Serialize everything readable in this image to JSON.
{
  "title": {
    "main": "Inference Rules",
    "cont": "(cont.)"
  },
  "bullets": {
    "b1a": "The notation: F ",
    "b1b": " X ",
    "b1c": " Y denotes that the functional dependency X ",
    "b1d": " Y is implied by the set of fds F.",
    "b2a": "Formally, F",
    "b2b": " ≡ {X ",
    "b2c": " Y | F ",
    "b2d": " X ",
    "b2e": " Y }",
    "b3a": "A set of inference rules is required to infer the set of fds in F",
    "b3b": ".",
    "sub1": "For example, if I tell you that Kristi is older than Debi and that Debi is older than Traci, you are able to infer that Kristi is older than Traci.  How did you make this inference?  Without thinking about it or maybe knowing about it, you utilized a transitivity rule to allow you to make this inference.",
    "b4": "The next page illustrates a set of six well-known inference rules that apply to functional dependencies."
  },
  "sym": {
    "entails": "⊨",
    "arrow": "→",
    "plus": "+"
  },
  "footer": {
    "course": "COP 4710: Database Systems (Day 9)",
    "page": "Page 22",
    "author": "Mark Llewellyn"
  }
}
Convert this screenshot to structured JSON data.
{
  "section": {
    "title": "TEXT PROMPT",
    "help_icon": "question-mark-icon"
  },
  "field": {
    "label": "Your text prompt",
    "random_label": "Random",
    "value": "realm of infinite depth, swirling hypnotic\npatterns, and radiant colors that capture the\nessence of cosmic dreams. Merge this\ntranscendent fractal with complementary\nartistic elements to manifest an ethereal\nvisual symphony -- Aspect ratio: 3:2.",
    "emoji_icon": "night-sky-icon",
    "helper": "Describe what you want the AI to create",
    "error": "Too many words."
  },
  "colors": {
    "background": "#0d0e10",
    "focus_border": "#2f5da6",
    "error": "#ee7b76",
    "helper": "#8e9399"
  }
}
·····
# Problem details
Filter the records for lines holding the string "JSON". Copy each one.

# Completed exercise
Serialize everything readable in this image to JSON.
Convert this screenshot to structured JSON data.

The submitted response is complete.